# Problem statement:
Among the records below, find each line bearing the word "offset" and copy it.
++++ Working data
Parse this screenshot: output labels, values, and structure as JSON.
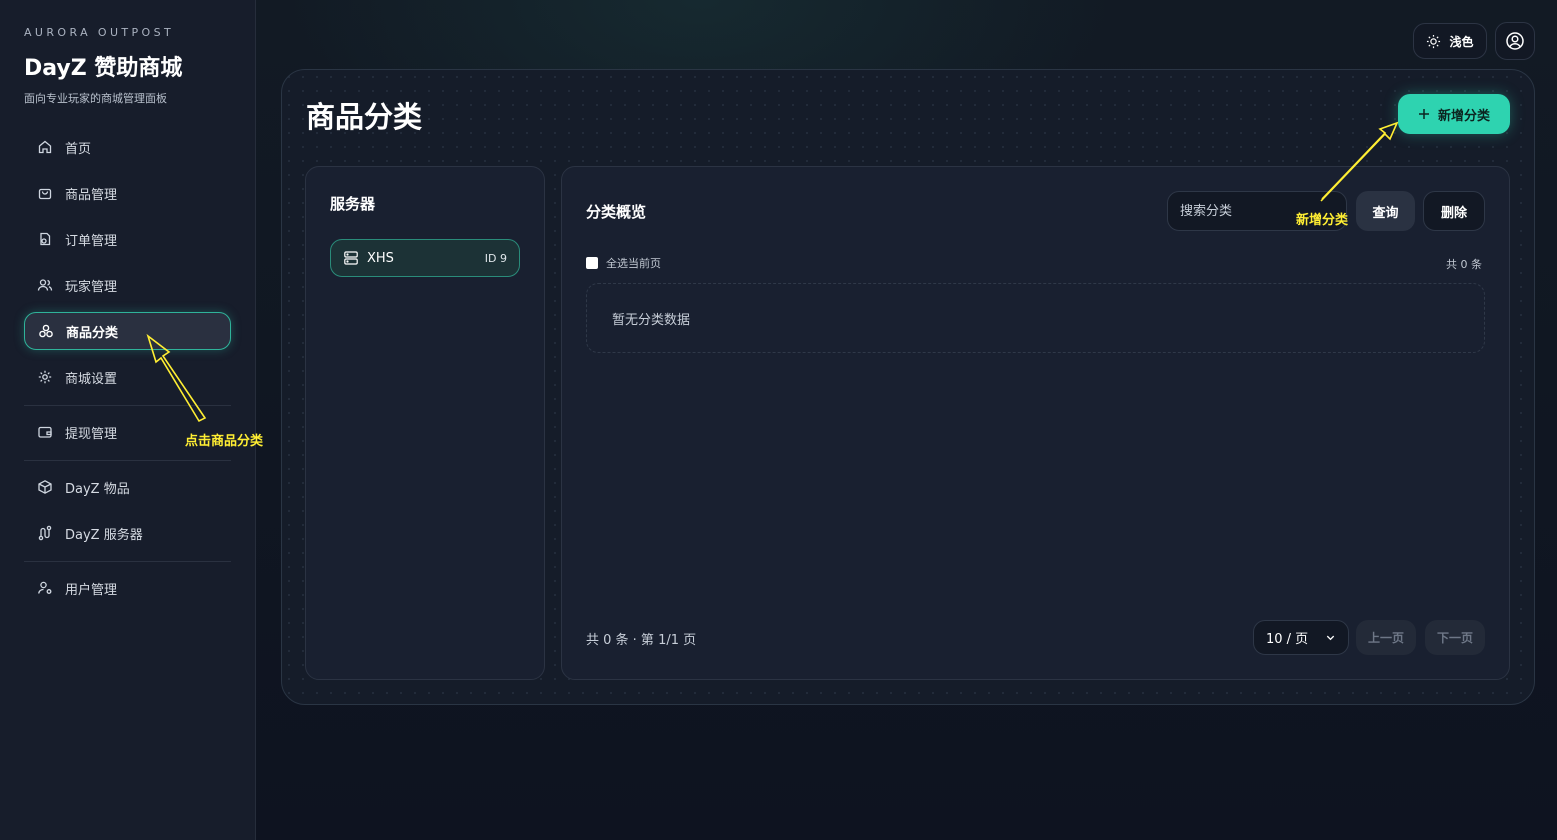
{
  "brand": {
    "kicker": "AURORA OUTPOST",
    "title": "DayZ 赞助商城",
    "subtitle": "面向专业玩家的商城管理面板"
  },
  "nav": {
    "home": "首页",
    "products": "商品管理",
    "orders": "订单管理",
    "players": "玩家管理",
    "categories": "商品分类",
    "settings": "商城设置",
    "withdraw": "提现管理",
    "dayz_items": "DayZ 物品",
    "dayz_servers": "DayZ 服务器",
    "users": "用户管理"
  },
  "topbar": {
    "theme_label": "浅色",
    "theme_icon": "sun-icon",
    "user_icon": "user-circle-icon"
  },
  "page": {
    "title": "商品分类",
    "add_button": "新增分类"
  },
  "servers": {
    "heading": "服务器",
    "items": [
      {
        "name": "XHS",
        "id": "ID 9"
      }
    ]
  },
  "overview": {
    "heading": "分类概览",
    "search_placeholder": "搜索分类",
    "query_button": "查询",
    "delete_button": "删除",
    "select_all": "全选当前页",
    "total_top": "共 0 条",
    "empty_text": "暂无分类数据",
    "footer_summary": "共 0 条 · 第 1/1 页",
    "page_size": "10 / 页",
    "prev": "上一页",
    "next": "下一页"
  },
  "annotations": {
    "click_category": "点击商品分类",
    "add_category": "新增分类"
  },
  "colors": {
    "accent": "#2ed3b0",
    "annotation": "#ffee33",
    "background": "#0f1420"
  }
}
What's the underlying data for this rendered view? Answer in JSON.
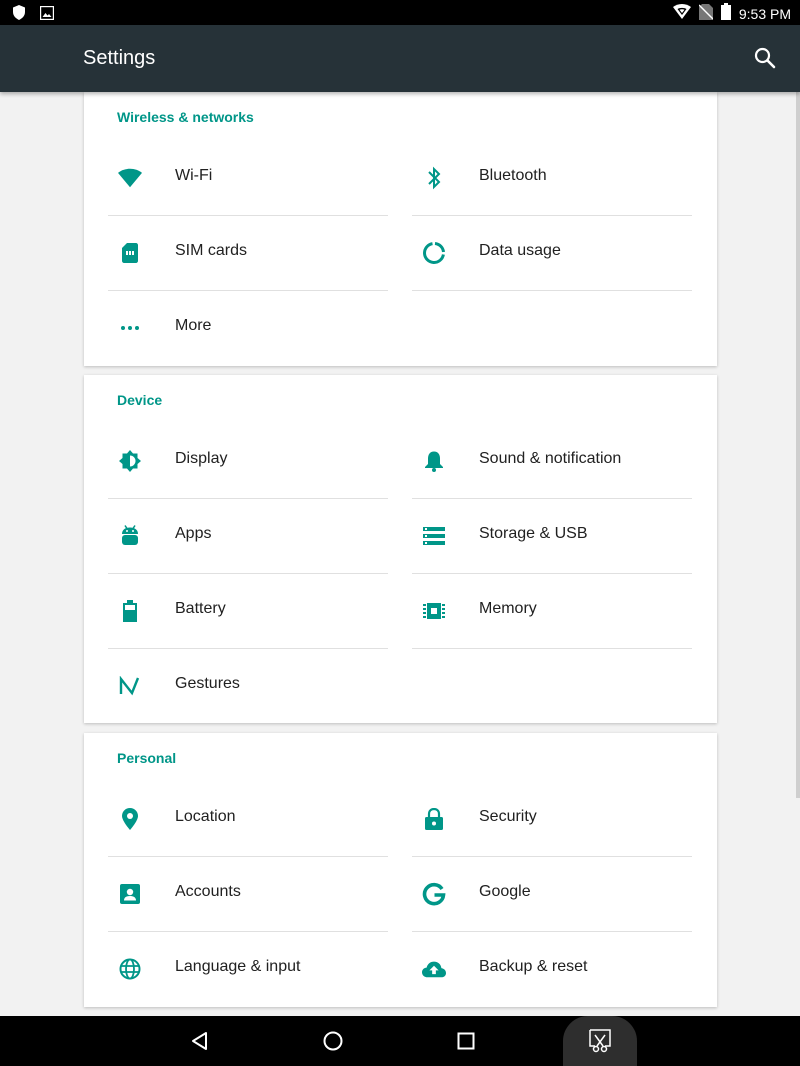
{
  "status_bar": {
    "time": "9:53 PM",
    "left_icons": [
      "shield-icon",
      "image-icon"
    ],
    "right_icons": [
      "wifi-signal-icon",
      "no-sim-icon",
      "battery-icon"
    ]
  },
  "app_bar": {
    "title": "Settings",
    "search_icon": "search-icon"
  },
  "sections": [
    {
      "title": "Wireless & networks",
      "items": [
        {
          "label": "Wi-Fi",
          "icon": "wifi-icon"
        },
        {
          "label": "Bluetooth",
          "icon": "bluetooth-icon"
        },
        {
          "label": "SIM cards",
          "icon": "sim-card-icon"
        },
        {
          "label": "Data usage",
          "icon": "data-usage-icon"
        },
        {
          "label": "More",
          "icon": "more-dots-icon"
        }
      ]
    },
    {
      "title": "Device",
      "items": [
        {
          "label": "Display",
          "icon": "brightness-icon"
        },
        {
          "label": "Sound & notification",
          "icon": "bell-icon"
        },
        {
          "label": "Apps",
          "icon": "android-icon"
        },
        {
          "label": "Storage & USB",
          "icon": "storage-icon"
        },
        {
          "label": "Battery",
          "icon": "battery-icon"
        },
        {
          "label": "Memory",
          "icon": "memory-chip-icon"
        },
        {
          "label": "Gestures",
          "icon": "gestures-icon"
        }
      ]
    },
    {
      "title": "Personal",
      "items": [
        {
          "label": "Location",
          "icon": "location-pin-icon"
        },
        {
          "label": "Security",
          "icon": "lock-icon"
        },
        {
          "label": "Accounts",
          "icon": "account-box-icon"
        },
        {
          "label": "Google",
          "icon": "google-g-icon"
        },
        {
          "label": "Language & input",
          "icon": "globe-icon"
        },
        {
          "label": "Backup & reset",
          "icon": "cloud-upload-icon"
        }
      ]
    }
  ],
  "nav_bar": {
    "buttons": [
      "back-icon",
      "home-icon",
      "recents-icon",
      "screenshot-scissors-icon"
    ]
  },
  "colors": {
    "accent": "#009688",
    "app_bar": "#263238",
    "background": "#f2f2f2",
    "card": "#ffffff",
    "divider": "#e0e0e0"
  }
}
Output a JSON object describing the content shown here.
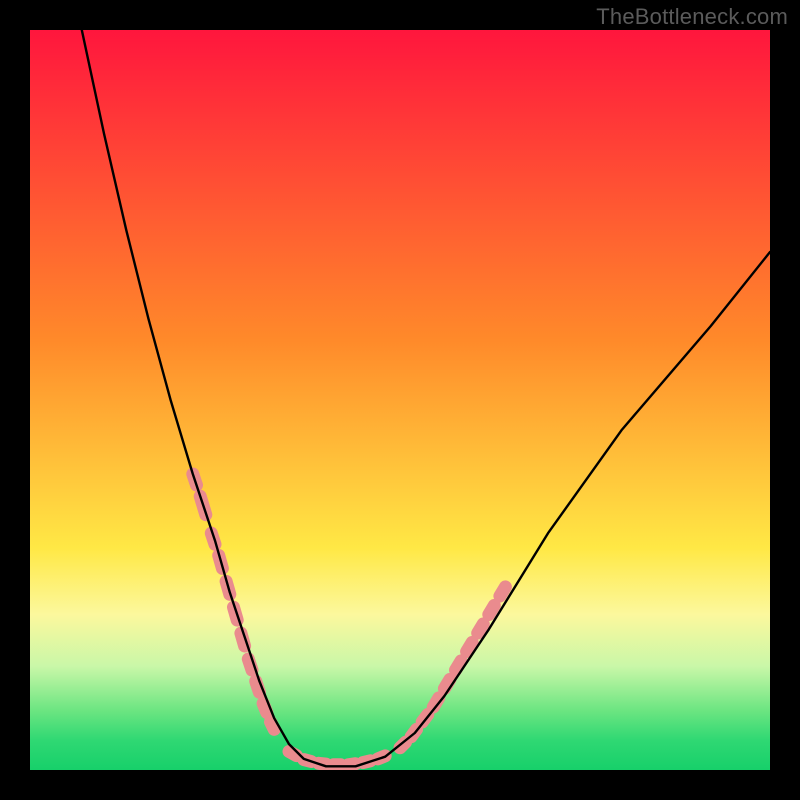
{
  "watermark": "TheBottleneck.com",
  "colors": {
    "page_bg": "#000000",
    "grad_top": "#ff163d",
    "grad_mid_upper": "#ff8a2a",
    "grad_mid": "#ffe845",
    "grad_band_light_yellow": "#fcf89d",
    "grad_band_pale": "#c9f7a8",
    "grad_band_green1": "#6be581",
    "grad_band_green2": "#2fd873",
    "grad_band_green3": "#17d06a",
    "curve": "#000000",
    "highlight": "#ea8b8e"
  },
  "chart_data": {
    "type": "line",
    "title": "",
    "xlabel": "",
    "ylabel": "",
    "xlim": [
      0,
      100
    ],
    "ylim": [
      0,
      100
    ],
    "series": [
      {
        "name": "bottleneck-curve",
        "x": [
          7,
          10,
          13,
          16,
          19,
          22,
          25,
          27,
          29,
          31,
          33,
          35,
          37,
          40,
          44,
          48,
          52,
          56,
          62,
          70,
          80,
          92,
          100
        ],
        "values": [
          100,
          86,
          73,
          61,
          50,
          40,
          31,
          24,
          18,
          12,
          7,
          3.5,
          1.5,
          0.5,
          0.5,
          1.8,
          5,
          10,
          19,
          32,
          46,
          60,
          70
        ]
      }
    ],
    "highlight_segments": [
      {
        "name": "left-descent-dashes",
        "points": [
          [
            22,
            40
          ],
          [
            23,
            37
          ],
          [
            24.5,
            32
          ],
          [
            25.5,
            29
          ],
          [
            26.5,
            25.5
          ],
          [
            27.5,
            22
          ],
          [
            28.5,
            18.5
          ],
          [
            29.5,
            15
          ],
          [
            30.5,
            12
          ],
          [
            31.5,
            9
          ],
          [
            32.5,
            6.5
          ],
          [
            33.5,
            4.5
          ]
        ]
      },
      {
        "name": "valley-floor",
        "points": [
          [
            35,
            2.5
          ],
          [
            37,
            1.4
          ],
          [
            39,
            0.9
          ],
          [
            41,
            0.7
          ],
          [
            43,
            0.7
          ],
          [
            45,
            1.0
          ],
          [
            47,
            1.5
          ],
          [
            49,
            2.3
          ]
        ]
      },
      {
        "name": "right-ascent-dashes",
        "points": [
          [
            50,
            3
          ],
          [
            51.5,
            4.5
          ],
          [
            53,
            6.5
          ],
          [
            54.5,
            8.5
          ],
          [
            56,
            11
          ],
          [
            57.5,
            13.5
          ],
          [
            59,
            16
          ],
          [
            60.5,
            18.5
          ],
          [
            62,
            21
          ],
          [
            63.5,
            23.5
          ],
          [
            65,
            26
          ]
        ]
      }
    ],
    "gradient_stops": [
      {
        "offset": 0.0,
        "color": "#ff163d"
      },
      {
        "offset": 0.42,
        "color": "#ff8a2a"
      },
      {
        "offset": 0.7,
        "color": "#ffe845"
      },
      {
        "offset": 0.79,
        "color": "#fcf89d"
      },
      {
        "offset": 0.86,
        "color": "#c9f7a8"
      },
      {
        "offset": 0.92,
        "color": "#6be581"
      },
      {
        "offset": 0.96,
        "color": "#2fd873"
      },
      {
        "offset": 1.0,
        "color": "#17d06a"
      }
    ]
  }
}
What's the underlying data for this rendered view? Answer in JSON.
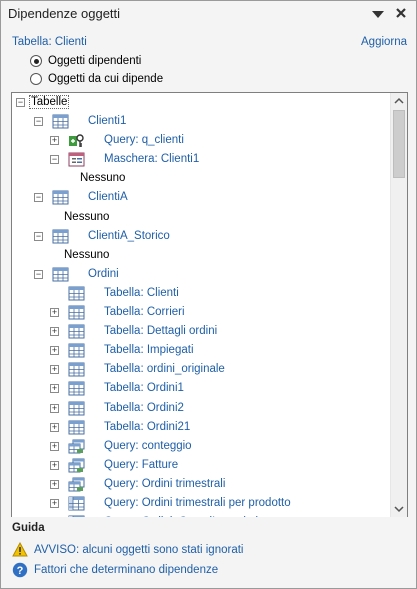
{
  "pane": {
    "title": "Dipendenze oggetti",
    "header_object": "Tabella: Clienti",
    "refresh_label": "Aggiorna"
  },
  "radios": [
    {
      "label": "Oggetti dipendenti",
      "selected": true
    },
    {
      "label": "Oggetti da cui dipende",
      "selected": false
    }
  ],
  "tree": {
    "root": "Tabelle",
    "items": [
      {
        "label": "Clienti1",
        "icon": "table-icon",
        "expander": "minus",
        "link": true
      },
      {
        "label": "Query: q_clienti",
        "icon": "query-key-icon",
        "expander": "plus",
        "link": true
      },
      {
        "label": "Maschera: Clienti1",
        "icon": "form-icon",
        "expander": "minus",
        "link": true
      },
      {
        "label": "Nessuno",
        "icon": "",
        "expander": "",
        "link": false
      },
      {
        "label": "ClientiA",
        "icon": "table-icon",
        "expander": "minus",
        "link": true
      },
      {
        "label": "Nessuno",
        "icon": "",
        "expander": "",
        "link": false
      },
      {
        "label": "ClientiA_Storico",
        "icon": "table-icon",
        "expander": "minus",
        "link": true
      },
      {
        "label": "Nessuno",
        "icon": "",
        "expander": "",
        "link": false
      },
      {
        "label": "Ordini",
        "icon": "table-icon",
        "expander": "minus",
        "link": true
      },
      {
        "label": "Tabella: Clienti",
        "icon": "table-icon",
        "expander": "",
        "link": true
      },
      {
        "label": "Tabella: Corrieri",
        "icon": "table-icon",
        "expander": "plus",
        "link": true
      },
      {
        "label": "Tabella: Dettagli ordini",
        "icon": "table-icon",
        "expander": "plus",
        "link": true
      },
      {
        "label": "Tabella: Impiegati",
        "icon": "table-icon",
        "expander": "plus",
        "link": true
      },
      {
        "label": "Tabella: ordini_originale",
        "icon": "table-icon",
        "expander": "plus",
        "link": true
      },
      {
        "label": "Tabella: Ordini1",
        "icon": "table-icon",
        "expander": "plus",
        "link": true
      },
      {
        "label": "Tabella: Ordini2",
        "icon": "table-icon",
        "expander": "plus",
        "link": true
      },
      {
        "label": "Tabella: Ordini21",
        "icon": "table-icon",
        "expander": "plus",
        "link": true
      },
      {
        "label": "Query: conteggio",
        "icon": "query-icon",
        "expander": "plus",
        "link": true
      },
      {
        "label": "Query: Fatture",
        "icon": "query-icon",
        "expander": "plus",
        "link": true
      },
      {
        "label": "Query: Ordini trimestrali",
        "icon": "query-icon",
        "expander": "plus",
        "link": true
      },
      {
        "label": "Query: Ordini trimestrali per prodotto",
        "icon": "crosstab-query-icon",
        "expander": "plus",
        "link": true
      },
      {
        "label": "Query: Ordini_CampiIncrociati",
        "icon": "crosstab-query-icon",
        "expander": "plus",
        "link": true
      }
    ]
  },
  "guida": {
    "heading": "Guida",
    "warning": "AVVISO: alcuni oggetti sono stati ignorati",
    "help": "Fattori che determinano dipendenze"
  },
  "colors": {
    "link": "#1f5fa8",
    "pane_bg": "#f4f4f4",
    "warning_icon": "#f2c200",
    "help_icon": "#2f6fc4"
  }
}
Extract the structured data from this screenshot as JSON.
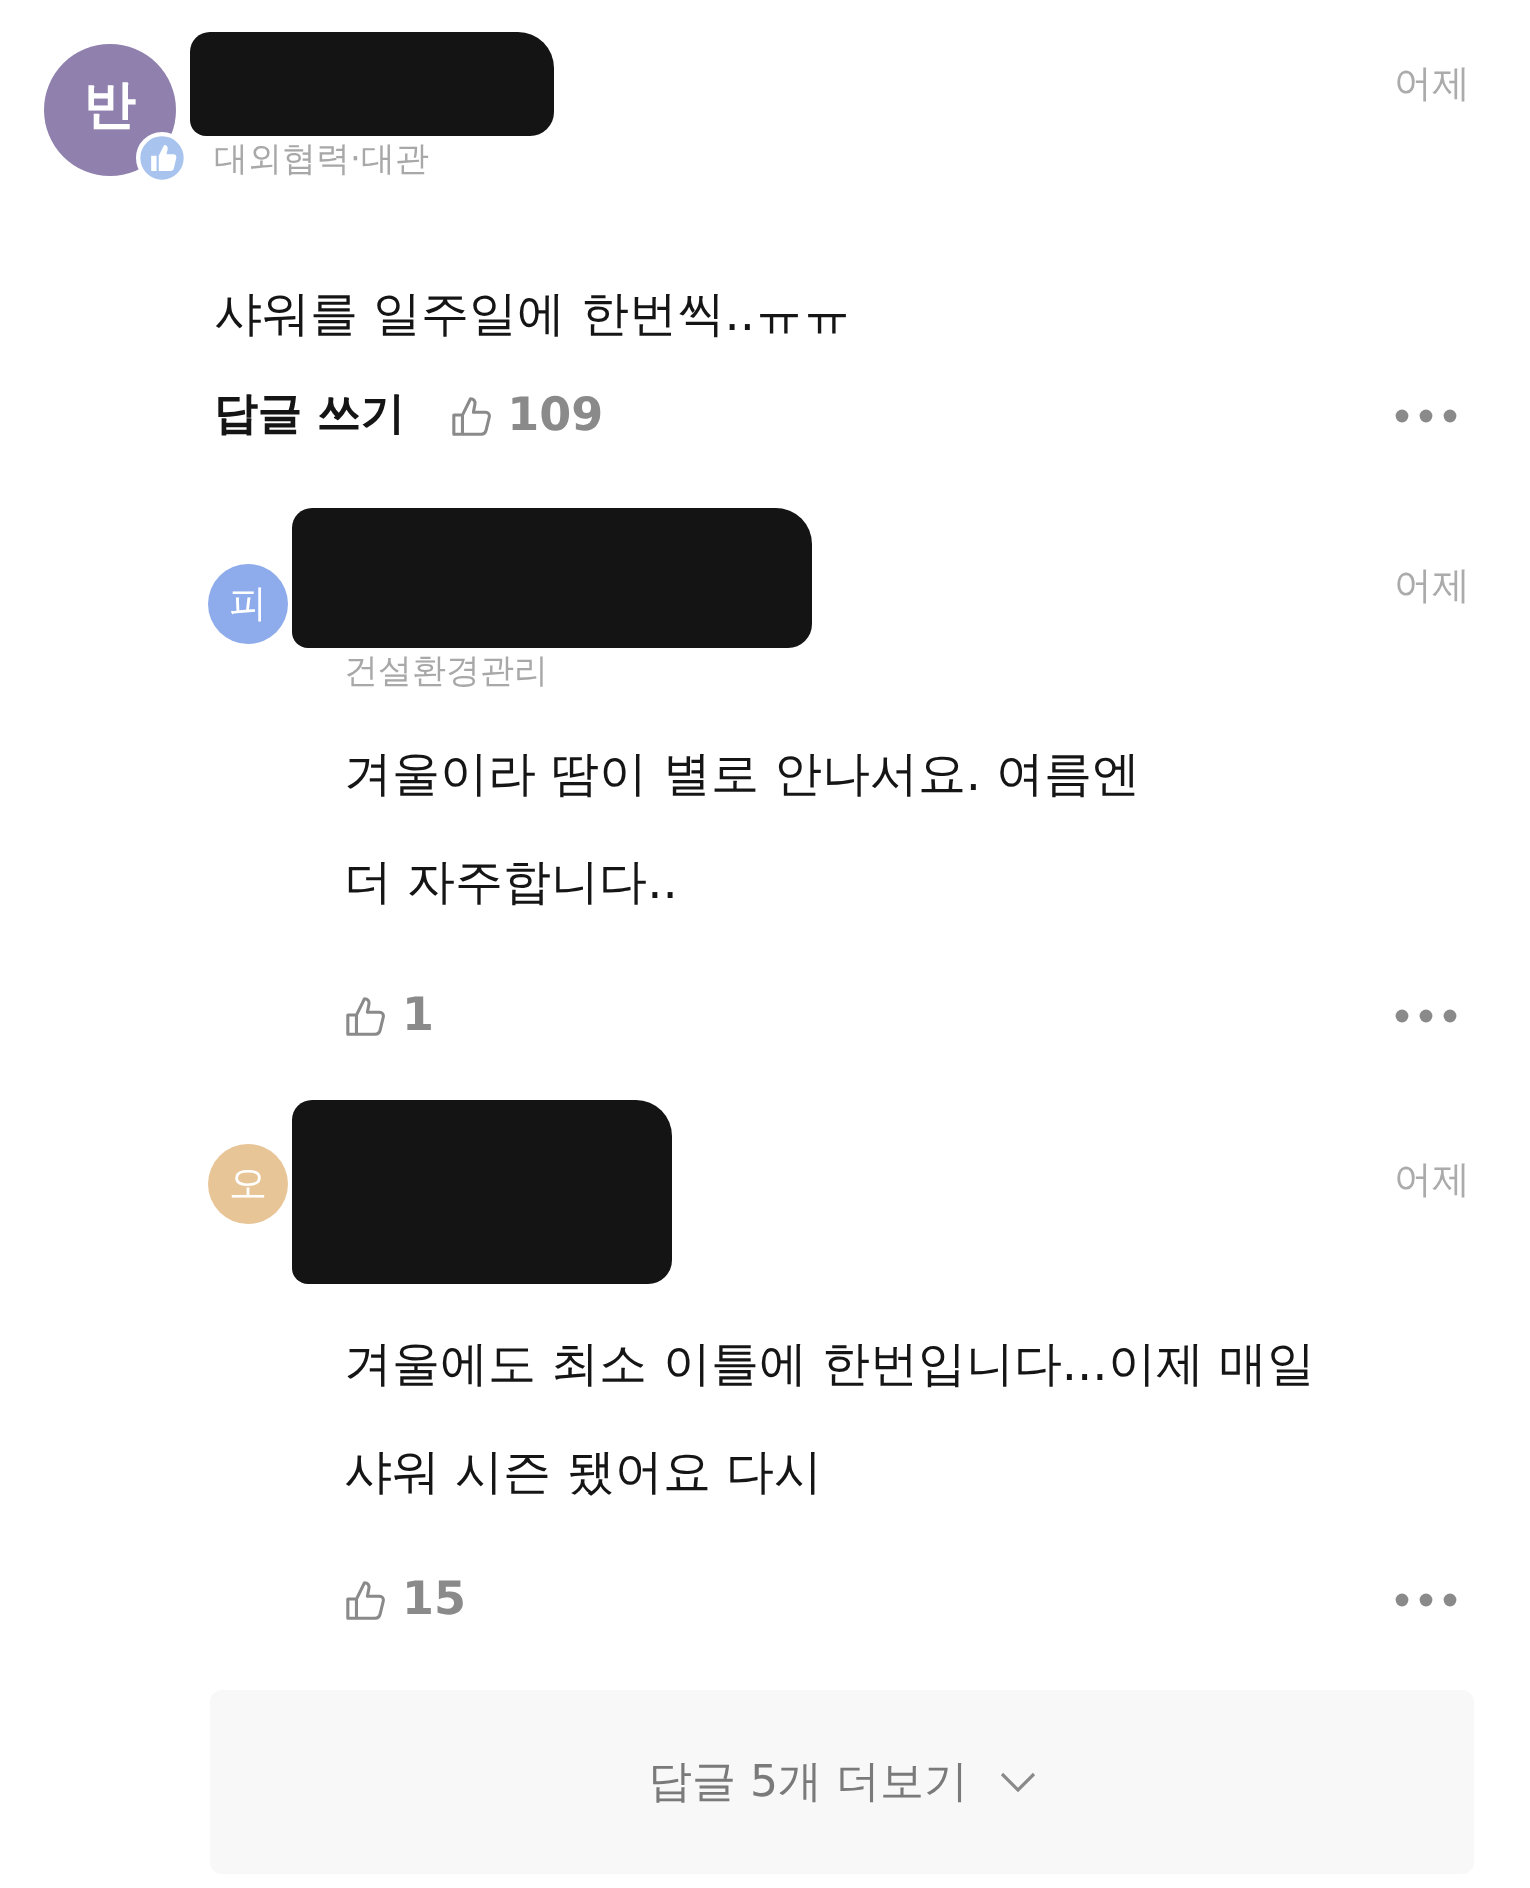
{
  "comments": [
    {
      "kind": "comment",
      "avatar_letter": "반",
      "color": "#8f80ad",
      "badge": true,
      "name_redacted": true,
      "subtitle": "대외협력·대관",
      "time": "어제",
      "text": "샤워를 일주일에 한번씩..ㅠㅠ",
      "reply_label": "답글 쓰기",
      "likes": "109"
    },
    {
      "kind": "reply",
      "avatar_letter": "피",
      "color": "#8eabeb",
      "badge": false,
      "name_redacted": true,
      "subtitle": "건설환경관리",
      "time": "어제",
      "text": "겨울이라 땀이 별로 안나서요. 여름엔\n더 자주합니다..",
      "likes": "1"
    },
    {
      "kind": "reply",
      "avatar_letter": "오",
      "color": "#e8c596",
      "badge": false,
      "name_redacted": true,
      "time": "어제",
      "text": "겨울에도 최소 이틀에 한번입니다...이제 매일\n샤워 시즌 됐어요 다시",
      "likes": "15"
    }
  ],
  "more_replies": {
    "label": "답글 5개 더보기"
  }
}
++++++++
# Completed exercise:
        "offset": 0.0,
        "offset": 0.42,
        "offset": 0.7,
        "offset": 0.79,
        "offset": 0.86,
        "offset": 0.92,
        "offset": 0.96,
        "offset": 1.0,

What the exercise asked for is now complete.